* TRY IT:
Copy every line in the records below that contains the word "amount".

[Component data from apps and pages]
::::::::::

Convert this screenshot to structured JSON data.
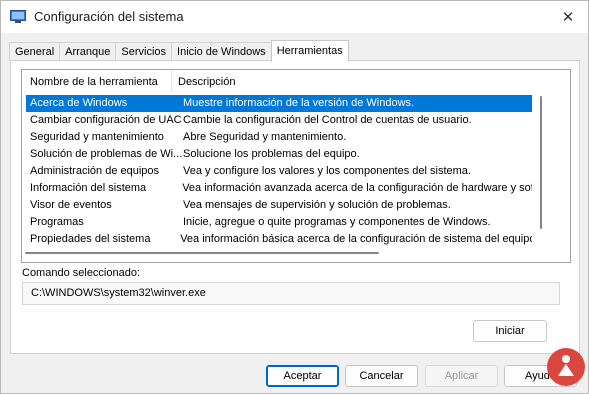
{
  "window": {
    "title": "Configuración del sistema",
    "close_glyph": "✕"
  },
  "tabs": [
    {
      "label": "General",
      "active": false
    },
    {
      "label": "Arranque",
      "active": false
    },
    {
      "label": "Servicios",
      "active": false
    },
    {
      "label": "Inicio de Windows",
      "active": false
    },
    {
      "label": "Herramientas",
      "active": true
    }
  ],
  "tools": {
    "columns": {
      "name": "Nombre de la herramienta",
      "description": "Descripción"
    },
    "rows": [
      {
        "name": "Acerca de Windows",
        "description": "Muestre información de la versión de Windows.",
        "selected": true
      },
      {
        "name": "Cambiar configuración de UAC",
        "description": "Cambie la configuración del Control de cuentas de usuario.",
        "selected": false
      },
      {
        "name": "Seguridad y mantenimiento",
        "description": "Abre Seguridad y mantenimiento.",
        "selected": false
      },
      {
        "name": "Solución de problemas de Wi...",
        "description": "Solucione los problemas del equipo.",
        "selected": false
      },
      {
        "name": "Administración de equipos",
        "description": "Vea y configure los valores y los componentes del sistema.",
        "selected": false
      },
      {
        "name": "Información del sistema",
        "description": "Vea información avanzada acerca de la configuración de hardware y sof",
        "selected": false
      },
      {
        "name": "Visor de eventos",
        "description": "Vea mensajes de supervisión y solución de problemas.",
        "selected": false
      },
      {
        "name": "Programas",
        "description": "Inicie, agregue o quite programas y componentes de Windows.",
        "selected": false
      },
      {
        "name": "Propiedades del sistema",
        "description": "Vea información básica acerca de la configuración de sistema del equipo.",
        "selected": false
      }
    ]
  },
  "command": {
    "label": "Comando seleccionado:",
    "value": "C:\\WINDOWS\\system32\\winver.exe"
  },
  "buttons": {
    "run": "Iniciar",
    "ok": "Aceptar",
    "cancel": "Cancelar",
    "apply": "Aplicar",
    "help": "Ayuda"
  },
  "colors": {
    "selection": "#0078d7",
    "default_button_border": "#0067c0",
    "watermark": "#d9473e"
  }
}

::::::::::

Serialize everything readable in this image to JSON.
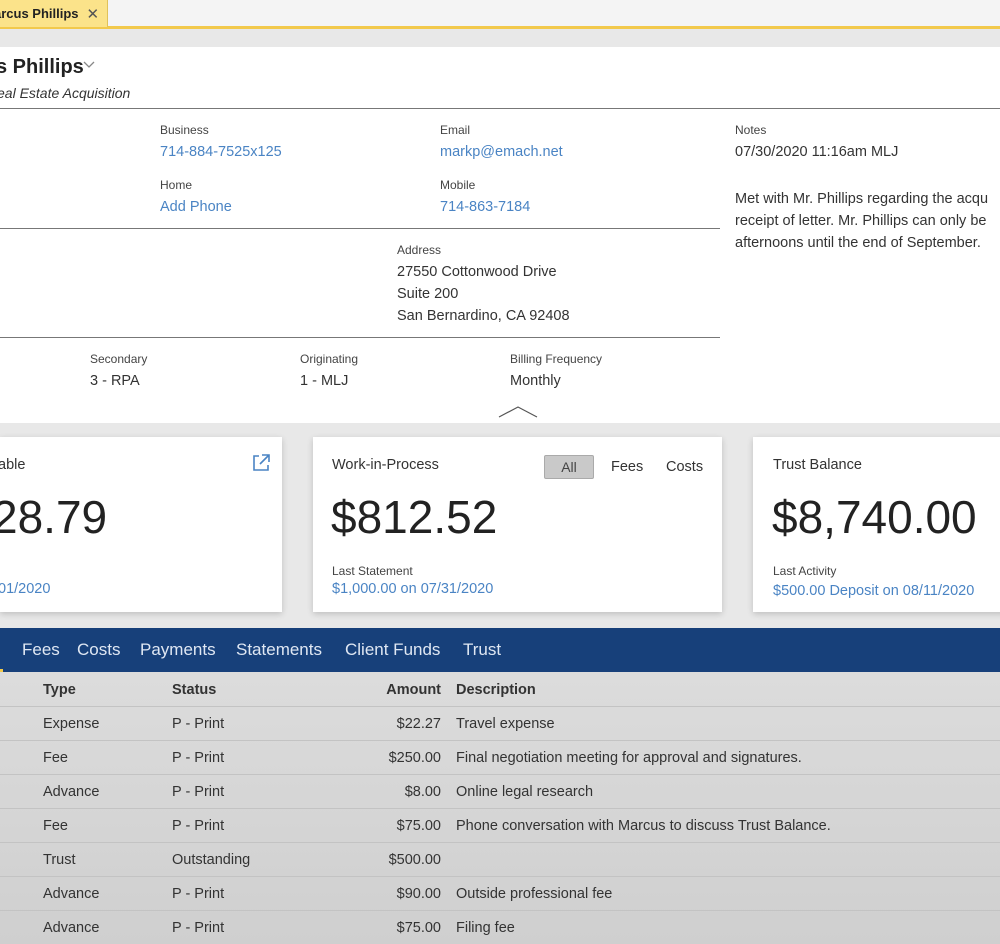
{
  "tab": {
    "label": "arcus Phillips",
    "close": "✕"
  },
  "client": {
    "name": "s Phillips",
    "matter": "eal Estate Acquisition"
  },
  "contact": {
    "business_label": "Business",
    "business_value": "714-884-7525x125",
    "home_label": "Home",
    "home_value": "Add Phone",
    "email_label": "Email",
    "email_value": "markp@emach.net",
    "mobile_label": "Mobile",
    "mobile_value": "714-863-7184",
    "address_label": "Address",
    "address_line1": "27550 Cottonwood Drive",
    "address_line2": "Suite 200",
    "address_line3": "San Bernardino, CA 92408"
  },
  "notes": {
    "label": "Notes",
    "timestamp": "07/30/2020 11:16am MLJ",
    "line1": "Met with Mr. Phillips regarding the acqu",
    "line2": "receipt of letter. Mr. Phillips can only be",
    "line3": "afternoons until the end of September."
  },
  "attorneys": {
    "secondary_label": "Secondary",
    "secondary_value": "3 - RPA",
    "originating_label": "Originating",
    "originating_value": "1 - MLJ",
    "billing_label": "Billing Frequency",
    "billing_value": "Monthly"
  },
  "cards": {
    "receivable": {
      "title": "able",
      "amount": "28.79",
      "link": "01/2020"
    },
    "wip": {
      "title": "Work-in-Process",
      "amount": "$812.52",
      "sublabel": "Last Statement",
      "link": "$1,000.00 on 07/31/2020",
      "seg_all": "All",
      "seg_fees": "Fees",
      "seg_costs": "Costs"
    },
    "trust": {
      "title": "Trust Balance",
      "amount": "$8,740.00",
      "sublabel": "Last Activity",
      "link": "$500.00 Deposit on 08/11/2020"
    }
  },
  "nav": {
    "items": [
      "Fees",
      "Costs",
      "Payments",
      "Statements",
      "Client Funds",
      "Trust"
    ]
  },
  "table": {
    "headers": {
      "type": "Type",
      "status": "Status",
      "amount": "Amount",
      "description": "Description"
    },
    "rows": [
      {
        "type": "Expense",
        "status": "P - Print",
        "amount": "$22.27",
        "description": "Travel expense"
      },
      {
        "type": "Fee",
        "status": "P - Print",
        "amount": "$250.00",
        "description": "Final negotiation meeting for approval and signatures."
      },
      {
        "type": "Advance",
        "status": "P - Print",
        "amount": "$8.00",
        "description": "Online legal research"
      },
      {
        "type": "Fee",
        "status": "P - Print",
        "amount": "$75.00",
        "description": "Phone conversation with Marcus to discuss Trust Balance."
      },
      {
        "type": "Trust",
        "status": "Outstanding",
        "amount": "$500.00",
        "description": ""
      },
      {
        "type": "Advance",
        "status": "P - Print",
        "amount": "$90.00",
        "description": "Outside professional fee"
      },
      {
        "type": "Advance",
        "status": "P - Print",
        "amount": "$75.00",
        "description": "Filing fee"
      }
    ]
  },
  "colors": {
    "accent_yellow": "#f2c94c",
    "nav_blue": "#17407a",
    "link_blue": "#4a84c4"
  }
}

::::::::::

* TASK OUTPUT:
      "amount": "28.79",
      "amount": "$812.52",
      "amount": "$8,740.00",
      "amount": "Amount",
        "amount": "$22.27",
        "amount": "$250.00",
        "amount": "$8.00",
        "amount": "$75.00",
        "amount": "$500.00",
        "amount": "$90.00",
        "amount": "$75.00",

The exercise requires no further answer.